NEW YORK — Cablevision shares dipped Tuesday as the company unveiled plans to spend a hefty $1.5 billion-$1.7 billion next year to upgrade its systems for digital service.
Shares fell 7.2% to $59.85 even as the group posted upbeat first-quarter numbers. It swung to net income of $1.2 billion from a loss of $115 million the year before, mostly on gains from the sale of cable assets.
Revenue was flat at $1.05 billion as CEO James Dolan cited a weak advertising environment.
Company’s Rainbow Media unit also reported results for the first time as a separately traded tracking stock. Cablevision spun off the division, which houses a handful of national cable networks, earlier this year.
Revenue rose to $136 million from $111 million for the quarter. Operating cash flow eased to $24 million from $32 million. Nets owned include AMC, Bravo, IFC, WE: Women’s Entertainment, MuchMusic USA and Fox Sports Net channels in a handful of regions outside New York.
Bravo and IFC had particularly impressive increases in revenue, cash flow and subscribers due to better ratings and the fact that the nets, along with WE, start from a lower base of advertising than many of their competitors. That means they can grow faster even in a downturn.
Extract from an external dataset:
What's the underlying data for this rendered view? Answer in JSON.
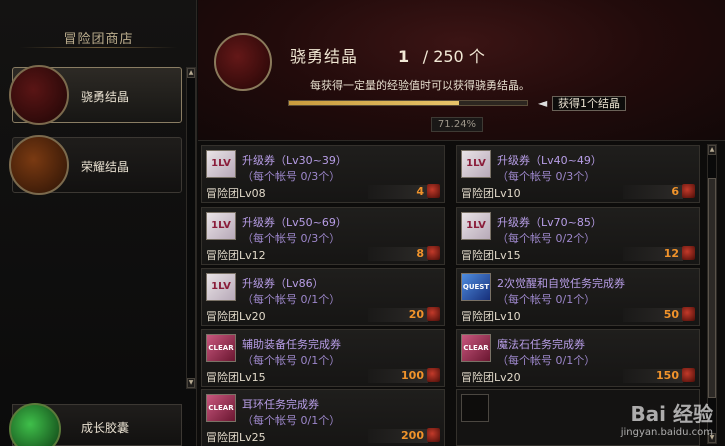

Rainbow recently sold a 20% interest in the four cable networks to MGM for $825 million. “We have been working closely with our partners at MGM, and we believe there are a number of opportunities we hope to share with you in the coming months,” Dolan said.
Rainbow shares eased 3.5% to $22.10.
Cablevision’s other assets, which are focused in and around Gotham, include commercial telephone service, Madison Square Garden, the Knicks, the Rangers, Radio City Music Hall, Clearview Cinemas and electronics retailer the Wiz.